Methods: A total of 587 subjects clinically and neuroradiologically intact were included. MEPs were recorded during mild tonic contraction through a circular coil applied over the "hot spot" of the first dorsal interosseous and tibialis anterior muscles (TAs), bilaterally. Central motor conduction time (CMCT) was estimated as the difference between MEP cortical latency and the peripheral motor conduction time (PMCT) by cervical or lumbar magnetic stimulation. Peak-to-peak MEP amplitude to cortical stimulation and right-to-left difference of each parameter were also measured.
Results: After Bonferroni correction, general linear (multiple) regression analysis showed that both MEP cortical latency and PMCT at four limbs positively correlated with age and height. At lower limbs, an independent effect of sex on the same measures was also observed (with females showing smaller values than males). CMCT correlated with both age (negatively) and height (positively) when analyzed by a single regression; however, with a multiple regression analysis this significance disappeared, due to the correction for the multicollinearity within the dataset.
Conclusion: Physical individual features need to be considered for a more accurate and meaningful MEPs interpretation.

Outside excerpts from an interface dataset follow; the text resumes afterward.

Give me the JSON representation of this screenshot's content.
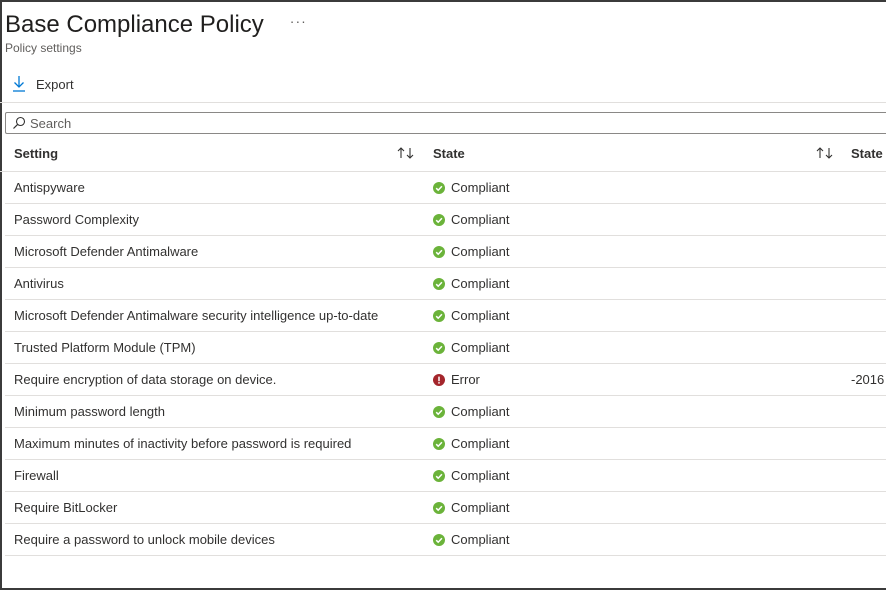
{
  "header": {
    "title": "Base Compliance Policy",
    "more_label": "···",
    "subtitle": "Policy settings"
  },
  "toolbar": {
    "export_label": "Export",
    "export_icon": "download-icon"
  },
  "search": {
    "placeholder": "Search",
    "value": "",
    "icon": "search-icon"
  },
  "table": {
    "columns": [
      {
        "label": "Setting",
        "sortable": true
      },
      {
        "label": "State",
        "sortable": true
      },
      {
        "label": "State",
        "sortable": false
      }
    ],
    "rows": [
      {
        "setting": "Antispyware",
        "state": "Compliant",
        "status": "compliant",
        "extra": ""
      },
      {
        "setting": "Password Complexity",
        "state": "Compliant",
        "status": "compliant",
        "extra": ""
      },
      {
        "setting": "Microsoft Defender Antimalware",
        "state": "Compliant",
        "status": "compliant",
        "extra": ""
      },
      {
        "setting": "Antivirus",
        "state": "Compliant",
        "status": "compliant",
        "extra": ""
      },
      {
        "setting": "Microsoft Defender Antimalware security intelligence up-to-date",
        "state": "Compliant",
        "status": "compliant",
        "extra": ""
      },
      {
        "setting": "Trusted Platform Module (TPM)",
        "state": "Compliant",
        "status": "compliant",
        "extra": ""
      },
      {
        "setting": "Require encryption of data storage on device.",
        "state": "Error",
        "status": "error",
        "extra": "-2016"
      },
      {
        "setting": "Minimum password length",
        "state": "Compliant",
        "status": "compliant",
        "extra": ""
      },
      {
        "setting": "Maximum minutes of inactivity before password is required",
        "state": "Compliant",
        "status": "compliant",
        "extra": ""
      },
      {
        "setting": "Firewall",
        "state": "Compliant",
        "status": "compliant",
        "extra": ""
      },
      {
        "setting": "Require BitLocker",
        "state": "Compliant",
        "status": "compliant",
        "extra": ""
      },
      {
        "setting": "Require a password to unlock mobile devices",
        "state": "Compliant",
        "status": "compliant",
        "extra": ""
      }
    ]
  },
  "colors": {
    "compliant": "#6bb33a",
    "error": "#a4262c",
    "accent": "#0078d4"
  }
}
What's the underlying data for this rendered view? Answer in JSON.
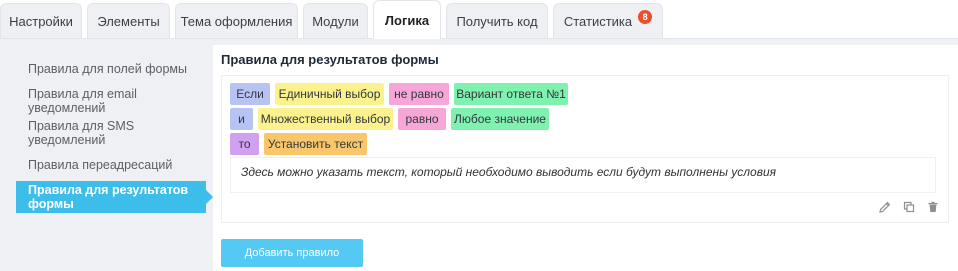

Both in clinical practice and in research setting, patients and controls should be matched for age, height, and sex.
Keywords: central motor conduction time; motor evoked potentials; physical variables; reference values; transcranial magnetic stimulation; translational neurophysiology.
|Journal||Frontiers in Human Neuroscience|
|Publication status||Published - Jun 4 2019|